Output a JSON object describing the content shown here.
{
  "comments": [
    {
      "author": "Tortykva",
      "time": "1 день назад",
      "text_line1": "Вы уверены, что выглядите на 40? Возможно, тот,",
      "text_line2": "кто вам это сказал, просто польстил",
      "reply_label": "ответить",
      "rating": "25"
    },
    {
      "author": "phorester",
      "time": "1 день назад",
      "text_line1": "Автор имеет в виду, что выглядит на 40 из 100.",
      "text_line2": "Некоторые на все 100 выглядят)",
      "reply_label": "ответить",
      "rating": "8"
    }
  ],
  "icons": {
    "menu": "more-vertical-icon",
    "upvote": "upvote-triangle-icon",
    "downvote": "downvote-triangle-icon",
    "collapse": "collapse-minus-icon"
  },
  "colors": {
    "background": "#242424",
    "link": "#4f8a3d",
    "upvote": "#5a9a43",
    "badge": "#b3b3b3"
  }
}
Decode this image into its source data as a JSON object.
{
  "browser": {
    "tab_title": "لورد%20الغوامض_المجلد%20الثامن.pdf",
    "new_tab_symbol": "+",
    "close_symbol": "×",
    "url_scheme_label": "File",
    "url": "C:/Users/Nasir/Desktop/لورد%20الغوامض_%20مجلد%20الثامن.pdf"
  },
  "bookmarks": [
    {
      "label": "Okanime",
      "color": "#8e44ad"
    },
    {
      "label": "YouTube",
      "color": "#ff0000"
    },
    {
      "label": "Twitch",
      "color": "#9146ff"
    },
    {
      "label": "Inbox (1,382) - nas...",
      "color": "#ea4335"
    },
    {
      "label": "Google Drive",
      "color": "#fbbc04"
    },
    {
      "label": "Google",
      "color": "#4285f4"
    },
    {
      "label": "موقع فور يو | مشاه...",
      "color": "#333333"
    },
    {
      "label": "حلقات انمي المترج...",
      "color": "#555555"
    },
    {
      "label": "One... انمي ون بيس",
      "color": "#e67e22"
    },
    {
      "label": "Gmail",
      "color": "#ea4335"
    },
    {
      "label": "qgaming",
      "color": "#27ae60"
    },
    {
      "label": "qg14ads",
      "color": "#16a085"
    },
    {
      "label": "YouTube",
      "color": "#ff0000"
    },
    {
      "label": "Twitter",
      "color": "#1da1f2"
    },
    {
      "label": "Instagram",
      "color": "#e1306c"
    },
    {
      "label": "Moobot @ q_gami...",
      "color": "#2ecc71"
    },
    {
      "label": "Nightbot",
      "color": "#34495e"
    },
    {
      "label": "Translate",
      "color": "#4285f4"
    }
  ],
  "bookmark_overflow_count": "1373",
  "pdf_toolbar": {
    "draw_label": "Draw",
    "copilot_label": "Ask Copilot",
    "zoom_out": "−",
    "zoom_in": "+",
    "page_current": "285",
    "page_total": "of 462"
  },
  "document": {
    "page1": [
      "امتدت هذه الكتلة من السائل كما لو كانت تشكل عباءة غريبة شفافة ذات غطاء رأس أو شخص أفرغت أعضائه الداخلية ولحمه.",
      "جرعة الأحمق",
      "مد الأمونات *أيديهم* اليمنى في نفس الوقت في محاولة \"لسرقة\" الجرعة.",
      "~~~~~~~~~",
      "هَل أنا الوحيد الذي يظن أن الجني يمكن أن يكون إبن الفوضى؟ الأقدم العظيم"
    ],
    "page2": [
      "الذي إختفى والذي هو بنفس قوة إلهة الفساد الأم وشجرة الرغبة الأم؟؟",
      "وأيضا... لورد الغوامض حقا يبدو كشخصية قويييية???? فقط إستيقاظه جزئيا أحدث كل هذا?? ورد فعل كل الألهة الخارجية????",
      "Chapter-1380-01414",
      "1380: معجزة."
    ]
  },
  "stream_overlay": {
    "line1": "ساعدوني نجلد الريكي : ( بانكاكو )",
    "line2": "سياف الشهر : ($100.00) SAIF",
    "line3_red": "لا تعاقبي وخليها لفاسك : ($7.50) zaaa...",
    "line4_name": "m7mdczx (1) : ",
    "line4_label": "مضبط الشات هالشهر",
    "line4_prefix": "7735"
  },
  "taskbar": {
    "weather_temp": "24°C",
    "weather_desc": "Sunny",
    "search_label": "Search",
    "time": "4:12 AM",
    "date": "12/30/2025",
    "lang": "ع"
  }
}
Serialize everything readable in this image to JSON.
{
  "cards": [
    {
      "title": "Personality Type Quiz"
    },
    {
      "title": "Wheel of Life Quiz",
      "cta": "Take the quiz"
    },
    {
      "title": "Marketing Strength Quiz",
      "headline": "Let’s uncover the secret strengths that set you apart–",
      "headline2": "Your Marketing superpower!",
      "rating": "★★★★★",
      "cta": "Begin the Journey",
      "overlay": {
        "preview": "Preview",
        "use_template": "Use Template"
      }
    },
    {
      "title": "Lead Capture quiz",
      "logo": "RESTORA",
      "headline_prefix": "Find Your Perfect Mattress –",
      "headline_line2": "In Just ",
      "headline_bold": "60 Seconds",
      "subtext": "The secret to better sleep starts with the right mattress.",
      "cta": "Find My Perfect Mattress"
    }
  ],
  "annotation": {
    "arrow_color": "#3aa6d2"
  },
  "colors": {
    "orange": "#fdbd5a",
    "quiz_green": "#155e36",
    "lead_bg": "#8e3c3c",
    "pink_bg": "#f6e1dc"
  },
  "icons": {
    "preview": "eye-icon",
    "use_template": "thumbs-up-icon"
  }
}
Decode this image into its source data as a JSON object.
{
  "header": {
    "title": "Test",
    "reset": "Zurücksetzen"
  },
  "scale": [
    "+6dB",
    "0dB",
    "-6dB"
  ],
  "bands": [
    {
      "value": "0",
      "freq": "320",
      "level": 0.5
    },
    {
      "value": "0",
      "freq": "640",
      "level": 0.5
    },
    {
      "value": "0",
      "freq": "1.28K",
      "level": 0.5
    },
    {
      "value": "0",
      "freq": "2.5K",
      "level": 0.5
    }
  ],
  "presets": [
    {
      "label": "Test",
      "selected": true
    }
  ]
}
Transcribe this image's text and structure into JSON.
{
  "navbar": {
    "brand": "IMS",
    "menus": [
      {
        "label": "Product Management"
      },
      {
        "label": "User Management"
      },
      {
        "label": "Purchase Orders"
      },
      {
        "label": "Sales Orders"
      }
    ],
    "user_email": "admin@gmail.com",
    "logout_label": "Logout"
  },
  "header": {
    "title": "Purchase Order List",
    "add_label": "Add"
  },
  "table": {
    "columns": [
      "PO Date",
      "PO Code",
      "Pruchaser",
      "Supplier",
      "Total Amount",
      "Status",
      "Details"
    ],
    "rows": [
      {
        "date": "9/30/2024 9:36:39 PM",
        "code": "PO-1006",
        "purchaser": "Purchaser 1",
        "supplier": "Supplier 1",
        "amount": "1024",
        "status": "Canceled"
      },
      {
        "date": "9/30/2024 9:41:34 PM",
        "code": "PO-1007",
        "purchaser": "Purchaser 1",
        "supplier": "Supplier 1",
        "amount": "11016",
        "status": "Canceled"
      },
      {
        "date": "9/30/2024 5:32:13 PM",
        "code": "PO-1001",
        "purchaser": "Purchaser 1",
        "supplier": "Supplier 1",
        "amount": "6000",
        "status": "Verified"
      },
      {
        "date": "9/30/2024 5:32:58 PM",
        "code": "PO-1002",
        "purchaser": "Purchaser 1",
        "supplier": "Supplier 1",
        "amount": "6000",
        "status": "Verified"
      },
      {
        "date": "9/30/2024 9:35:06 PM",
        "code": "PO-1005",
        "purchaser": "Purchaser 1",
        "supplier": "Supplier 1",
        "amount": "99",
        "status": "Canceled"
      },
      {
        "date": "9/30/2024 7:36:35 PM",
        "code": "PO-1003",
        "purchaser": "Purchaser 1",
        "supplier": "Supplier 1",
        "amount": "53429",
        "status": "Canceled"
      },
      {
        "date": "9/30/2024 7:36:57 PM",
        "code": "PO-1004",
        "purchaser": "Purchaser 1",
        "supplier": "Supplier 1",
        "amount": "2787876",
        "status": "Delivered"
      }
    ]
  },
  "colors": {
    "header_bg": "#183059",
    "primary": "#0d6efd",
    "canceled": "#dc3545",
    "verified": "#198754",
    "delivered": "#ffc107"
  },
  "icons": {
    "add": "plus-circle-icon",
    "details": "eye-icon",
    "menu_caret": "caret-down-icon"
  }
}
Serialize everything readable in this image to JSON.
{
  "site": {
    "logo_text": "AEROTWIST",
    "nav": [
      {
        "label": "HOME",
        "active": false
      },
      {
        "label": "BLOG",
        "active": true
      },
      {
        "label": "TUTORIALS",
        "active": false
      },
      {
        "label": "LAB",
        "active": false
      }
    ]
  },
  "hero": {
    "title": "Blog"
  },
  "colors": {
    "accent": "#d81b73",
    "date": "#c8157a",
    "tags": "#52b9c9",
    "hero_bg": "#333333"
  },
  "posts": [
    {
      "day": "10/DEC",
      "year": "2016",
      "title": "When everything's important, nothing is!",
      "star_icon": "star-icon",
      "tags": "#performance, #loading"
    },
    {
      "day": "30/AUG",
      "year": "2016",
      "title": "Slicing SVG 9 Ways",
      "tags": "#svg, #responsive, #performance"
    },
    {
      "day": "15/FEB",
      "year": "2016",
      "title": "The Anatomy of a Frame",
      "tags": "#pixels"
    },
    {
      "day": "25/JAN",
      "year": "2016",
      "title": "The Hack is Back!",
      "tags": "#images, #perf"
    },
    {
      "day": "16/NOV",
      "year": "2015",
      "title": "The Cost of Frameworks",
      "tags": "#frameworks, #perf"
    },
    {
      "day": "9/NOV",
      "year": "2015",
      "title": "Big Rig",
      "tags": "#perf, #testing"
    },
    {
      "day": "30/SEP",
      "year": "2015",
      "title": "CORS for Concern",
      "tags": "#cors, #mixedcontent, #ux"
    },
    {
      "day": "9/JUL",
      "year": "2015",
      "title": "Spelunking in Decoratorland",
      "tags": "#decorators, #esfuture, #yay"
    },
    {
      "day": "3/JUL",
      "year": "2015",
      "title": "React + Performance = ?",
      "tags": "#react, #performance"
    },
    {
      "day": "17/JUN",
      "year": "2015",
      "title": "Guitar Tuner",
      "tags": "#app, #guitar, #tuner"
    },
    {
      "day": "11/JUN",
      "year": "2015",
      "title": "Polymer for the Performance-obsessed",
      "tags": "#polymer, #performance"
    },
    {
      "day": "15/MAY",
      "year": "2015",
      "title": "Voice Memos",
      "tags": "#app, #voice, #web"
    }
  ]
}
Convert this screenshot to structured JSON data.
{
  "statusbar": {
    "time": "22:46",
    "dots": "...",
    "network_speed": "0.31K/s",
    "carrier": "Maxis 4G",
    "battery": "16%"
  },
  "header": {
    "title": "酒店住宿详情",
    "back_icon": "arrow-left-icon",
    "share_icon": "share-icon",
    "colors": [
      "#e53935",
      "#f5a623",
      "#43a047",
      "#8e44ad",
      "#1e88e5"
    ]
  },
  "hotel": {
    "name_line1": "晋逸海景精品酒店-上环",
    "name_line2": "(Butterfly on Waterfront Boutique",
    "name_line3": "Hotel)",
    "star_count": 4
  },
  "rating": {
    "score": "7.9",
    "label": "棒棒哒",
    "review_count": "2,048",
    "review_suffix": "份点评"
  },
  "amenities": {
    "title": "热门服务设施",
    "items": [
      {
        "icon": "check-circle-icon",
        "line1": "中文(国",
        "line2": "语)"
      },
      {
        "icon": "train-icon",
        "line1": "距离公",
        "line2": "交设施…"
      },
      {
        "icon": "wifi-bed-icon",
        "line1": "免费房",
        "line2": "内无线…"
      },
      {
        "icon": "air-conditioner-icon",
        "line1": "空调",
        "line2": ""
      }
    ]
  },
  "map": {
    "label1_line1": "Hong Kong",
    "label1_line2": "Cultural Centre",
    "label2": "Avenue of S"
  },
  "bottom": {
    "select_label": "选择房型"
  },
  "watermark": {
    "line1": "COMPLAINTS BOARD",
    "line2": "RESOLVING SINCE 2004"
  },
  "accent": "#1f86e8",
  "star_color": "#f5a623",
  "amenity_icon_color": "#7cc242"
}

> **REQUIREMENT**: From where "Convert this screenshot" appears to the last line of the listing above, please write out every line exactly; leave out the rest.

> **FINISHED EXERCISE**:
Convert this screenshot to structured JSON data.
{
  "statusbar": {
    "time": "22:46",
    "dots": "...",
    "network_speed": "0.31K/s",
    "carrier": "Maxis 4G",
    "battery": "16%"
  },
  "header": {
    "title": "酒店住宿详情",
    "back_icon": "arrow-left-icon",
    "share_icon": "share-icon",
    "colors": [
      "#e53935",
      "#f5a623",
      "#43a047",
      "#8e44ad",
      "#1e88e5"
    ]
  },
  "hotel": {
    "name_line1": "晋逸海景精品酒店-上环",
    "name_line2": "(Butterfly on Waterfront Boutique",
    "name_line3": "Hotel)",
    "star_count": 4
  },
  "rating": {
    "score": "7.9",
    "label": "棒棒哒",
    "review_count": "2,048",
    "review_suffix": "份点评"
  },
  "amenities": {
    "title": "热门服务设施",
    "items": [
      {
        "icon": "check-circle-icon",
        "line1": "中文(国",
        "line2": "语)"
      },
      {
        "icon": "train-icon",
        "line1": "距离公",
        "line2": "交设施…"
      },
      {
        "icon": "wifi-bed-icon",
        "line1": "免费房",
        "line2": "内无线…"
      },
      {
        "icon": "air-conditioner-icon",
        "line1": "空调",
        "line2": ""
      }
    ]
  },
  "map": {
    "label1_line1": "Hong Kong",
    "label1_line2": "Cultural Centre",
    "label2": "Avenue of S"
  },
  "bottom": {
    "select_label": "选择房型"
  },
  "watermark": {
    "line1": "COMPLAINTS BOARD",
    "line2": "RESOLVING SINCE 2004"
  },
  "accent": "#1f86e8",
  "star_color": "#f5a623",
  "amenity_icon_color": "#7cc242"
}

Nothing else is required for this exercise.